- **Your goal**
The records below must be copied in full; omit the images.

- **Material supplied**
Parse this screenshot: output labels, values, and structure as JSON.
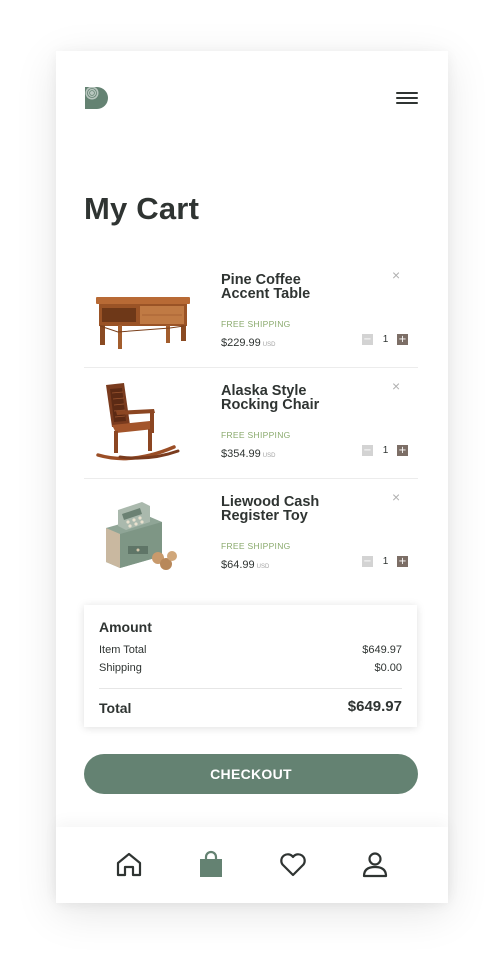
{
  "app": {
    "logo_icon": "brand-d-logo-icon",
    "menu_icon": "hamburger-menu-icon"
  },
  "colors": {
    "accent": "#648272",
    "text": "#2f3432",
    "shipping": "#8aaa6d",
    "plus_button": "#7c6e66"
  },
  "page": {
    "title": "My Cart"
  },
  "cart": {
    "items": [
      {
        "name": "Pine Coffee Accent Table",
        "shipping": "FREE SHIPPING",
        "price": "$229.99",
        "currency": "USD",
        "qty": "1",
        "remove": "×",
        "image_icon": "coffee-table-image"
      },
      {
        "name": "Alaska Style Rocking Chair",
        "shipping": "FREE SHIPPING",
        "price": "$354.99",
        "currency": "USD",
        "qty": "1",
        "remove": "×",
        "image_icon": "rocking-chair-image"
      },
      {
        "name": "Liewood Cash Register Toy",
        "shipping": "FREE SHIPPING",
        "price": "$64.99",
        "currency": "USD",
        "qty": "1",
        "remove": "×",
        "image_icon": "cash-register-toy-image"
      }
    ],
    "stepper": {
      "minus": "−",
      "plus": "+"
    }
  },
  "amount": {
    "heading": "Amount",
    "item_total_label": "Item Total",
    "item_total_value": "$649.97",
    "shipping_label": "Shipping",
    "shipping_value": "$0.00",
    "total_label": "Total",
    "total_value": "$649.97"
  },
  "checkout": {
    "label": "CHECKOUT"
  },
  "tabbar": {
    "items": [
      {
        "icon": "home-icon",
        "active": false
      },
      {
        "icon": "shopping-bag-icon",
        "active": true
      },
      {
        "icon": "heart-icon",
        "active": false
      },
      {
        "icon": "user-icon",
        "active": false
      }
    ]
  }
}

- **Written solution**
Parse this screenshot: output labels, values, and structure as JSON.
{
  "app": {
    "logo_icon": "brand-d-logo-icon",
    "menu_icon": "hamburger-menu-icon"
  },
  "colors": {
    "accent": "#648272",
    "text": "#2f3432",
    "shipping": "#8aaa6d",
    "plus_button": "#7c6e66"
  },
  "page": {
    "title": "My Cart"
  },
  "cart": {
    "items": [
      {
        "name": "Pine Coffee Accent Table",
        "shipping": "FREE SHIPPING",
        "price": "$229.99",
        "currency": "USD",
        "qty": "1",
        "remove": "×",
        "image_icon": "coffee-table-image"
      },
      {
        "name": "Alaska Style Rocking Chair",
        "shipping": "FREE SHIPPING",
        "price": "$354.99",
        "currency": "USD",
        "qty": "1",
        "remove": "×",
        "image_icon": "rocking-chair-image"
      },
      {
        "name": "Liewood Cash Register Toy",
        "shipping": "FREE SHIPPING",
        "price": "$64.99",
        "currency": "USD",
        "qty": "1",
        "remove": "×",
        "image_icon": "cash-register-toy-image"
      }
    ],
    "stepper": {
      "minus": "−",
      "plus": "+"
    }
  },
  "amount": {
    "heading": "Amount",
    "item_total_label": "Item Total",
    "item_total_value": "$649.97",
    "shipping_label": "Shipping",
    "shipping_value": "$0.00",
    "total_label": "Total",
    "total_value": "$649.97"
  },
  "checkout": {
    "label": "CHECKOUT"
  },
  "tabbar": {
    "items": [
      {
        "icon": "home-icon",
        "active": false
      },
      {
        "icon": "shopping-bag-icon",
        "active": true
      },
      {
        "icon": "heart-icon",
        "active": false
      },
      {
        "icon": "user-icon",
        "active": false
      }
    ]
  }
}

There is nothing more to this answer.